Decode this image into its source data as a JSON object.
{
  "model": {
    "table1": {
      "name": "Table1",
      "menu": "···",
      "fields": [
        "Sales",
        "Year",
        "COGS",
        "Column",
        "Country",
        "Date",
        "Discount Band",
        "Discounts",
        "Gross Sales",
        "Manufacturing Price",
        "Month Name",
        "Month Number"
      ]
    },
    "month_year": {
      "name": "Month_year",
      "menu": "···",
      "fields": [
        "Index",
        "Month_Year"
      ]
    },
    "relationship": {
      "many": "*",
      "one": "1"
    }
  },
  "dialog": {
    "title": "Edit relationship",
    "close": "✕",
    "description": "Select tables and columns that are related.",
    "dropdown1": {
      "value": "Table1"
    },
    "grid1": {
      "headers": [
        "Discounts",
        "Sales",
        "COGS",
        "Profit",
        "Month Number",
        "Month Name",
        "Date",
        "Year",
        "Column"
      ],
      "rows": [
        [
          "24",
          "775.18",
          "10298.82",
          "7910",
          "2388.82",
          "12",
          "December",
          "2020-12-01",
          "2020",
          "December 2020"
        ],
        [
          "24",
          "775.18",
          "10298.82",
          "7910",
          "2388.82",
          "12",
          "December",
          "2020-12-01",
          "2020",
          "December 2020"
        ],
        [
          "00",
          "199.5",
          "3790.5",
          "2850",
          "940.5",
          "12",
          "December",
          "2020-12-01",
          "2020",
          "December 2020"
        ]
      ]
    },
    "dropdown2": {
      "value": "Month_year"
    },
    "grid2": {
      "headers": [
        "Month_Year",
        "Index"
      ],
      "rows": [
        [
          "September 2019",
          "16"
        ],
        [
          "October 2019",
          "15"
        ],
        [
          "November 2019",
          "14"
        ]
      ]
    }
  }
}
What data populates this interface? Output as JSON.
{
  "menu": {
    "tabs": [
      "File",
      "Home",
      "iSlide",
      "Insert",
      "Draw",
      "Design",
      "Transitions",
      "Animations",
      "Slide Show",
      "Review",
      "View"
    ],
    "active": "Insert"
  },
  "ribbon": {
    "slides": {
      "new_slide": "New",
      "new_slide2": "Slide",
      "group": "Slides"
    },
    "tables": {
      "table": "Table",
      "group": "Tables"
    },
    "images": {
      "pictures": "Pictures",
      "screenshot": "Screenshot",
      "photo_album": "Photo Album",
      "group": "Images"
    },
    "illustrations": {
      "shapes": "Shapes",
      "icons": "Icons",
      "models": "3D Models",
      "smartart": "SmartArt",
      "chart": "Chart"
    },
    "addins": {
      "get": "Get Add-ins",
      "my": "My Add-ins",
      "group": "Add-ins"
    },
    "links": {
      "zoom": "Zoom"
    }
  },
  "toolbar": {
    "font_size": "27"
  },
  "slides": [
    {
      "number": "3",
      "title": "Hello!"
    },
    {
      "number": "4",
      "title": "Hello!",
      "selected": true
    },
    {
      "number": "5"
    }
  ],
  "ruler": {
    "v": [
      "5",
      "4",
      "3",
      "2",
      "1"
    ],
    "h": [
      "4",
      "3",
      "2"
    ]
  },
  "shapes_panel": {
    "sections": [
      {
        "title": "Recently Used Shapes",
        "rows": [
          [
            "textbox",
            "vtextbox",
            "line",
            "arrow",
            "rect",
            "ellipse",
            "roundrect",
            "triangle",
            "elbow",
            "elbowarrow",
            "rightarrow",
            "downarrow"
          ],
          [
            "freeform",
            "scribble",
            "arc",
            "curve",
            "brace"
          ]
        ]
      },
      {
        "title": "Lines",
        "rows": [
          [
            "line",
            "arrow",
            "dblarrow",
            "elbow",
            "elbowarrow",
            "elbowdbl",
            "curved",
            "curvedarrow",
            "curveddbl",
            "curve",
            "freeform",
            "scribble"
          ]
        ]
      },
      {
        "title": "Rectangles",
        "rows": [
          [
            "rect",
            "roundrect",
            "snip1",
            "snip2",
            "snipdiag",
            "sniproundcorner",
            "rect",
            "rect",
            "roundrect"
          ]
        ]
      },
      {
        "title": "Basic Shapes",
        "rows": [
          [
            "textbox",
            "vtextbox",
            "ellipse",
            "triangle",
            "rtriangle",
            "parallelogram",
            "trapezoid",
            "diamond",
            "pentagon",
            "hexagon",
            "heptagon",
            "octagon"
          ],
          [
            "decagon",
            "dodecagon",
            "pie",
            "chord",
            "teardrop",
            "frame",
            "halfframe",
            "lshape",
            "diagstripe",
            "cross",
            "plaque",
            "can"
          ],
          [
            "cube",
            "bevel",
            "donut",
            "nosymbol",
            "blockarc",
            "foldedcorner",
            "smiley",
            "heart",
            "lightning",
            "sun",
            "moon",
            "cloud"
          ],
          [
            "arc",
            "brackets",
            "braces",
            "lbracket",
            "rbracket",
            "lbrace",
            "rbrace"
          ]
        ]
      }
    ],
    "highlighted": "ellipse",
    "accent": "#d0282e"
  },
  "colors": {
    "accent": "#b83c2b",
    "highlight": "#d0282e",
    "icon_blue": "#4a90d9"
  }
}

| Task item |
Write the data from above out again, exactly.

| Output of the exercise |
Decode this image into its source data as a JSON object.
{
  "model": {
    "table1": {
      "name": "Table1",
      "menu": "···",
      "fields": [
        "Sales",
        "Year",
        "COGS",
        "Column",
        "Country",
        "Date",
        "Discount Band",
        "Discounts",
        "Gross Sales",
        "Manufacturing Price",
        "Month Name",
        "Month Number"
      ]
    },
    "month_year": {
      "name": "Month_year",
      "menu": "···",
      "fields": [
        "Index",
        "Month_Year"
      ]
    },
    "relationship": {
      "many": "*",
      "one": "1"
    }
  },
  "dialog": {
    "title": "Edit relationship",
    "close": "✕",
    "description": "Select tables and columns that are related.",
    "dropdown1": {
      "value": "Table1"
    },
    "grid1": {
      "headers": [
        "Discounts",
        "Sales",
        "COGS",
        "Profit",
        "Month Number",
        "Month Name",
        "Date",
        "Year",
        "Column"
      ],
      "rows": [
        [
          "24",
          "775.18",
          "10298.82",
          "7910",
          "2388.82",
          "12",
          "December",
          "2020-12-01",
          "2020",
          "December 2020"
        ],
        [
          "24",
          "775.18",
          "10298.82",
          "7910",
          "2388.82",
          "12",
          "December",
          "2020-12-01",
          "2020",
          "December 2020"
        ],
        [
          "00",
          "199.5",
          "3790.5",
          "2850",
          "940.5",
          "12",
          "December",
          "2020-12-01",
          "2020",
          "December 2020"
        ]
      ]
    },
    "dropdown2": {
      "value": "Month_year"
    },
    "grid2": {
      "headers": [
        "Month_Year",
        "Index"
      ],
      "rows": [
        [
          "September 2019",
          "16"
        ],
        [
          "October 2019",
          "15"
        ],
        [
          "November 2019",
          "14"
        ]
      ]
    }
  }
}
What data populates this interface? Output as JSON.
{
  "menu": {
    "tabs": [
      "File",
      "Home",
      "iSlide",
      "Insert",
      "Draw",
      "Design",
      "Transitions",
      "Animations",
      "Slide Show",
      "Review",
      "View"
    ],
    "active": "Insert"
  },
  "ribbon": {
    "slides": {
      "new_slide": "New",
      "new_slide2": "Slide",
      "group": "Slides"
    },
    "tables": {
      "table": "Table",
      "group": "Tables"
    },
    "images": {
      "pictures": "Pictures",
      "screenshot": "Screenshot",
      "photo_album": "Photo Album",
      "group": "Images"
    },
    "illustrations": {
      "shapes": "Shapes",
      "icons": "Icons",
      "models": "3D Models",
      "smartart": "SmartArt",
      "chart": "Chart"
    },
    "addins": {
      "get": "Get Add-ins",
      "my": "My Add-ins",
      "group": "Add-ins"
    },
    "links": {
      "zoom": "Zoom"
    }
  },
  "toolbar": {
    "font_size": "27"
  },
  "slides": [
    {
      "number": "3",
      "title": "Hello!"
    },
    {
      "number": "4",
      "title": "Hello!",
      "selected": true
    },
    {
      "number": "5"
    }
  ],
  "ruler": {
    "v": [
      "5",
      "4",
      "3",
      "2",
      "1"
    ],
    "h": [
      "4",
      "3",
      "2"
    ]
  },
  "shapes_panel": {
    "sections": [
      {
        "title": "Recently Used Shapes",
        "rows": [
          [
            "textbox",
            "vtextbox",
            "line",
            "arrow",
            "rect",
            "ellipse",
            "roundrect",
            "triangle",
            "elbow",
            "elbowarrow",
            "rightarrow",
            "downarrow"
          ],
          [
            "freeform",
            "scribble",
            "arc",
            "curve",
            "brace"
          ]
        ]
      },
      {
        "title": "Lines",
        "rows": [
          [
            "line",
            "arrow",
            "dblarrow",
            "elbow",
            "elbowarrow",
            "elbowdbl",
            "curved",
            "curvedarrow",
            "curveddbl",
            "curve",
            "freeform",
            "scribble"
          ]
        ]
      },
      {
        "title": "Rectangles",
        "rows": [
          [
            "rect",
            "roundrect",
            "snip1",
            "snip2",
            "snipdiag",
            "sniproundcorner",
            "rect",
            "rect",
            "roundrect"
          ]
        ]
      },
      {
        "title": "Basic Shapes",
        "rows": [
          [
            "textbox",
            "vtextbox",
            "ellipse",
            "triangle",
            "rtriangle",
            "parallelogram",
            "trapezoid",
            "diamond",
            "pentagon",
            "hexagon",
            "heptagon",
            "octagon"
          ],
          [
            "decagon",
            "dodecagon",
            "pie",
            "chord",
            "teardrop",
            "frame",
            "halfframe",
            "lshape",
            "diagstripe",
            "cross",
            "plaque",
            "can"
          ],
          [
            "cube",
            "bevel",
            "donut",
            "nosymbol",
            "blockarc",
            "foldedcorner",
            "smiley",
            "heart",
            "lightning",
            "sun",
            "moon",
            "cloud"
          ],
          [
            "arc",
            "brackets",
            "braces",
            "lbracket",
            "rbracket",
            "lbrace",
            "rbrace"
          ]
        ]
      }
    ],
    "highlighted": "ellipse",
    "accent": "#d0282e"
  },
  "colors": {
    "accent": "#b83c2b",
    "highlight": "#d0282e",
    "icon_blue": "#4a90d9"
  }
}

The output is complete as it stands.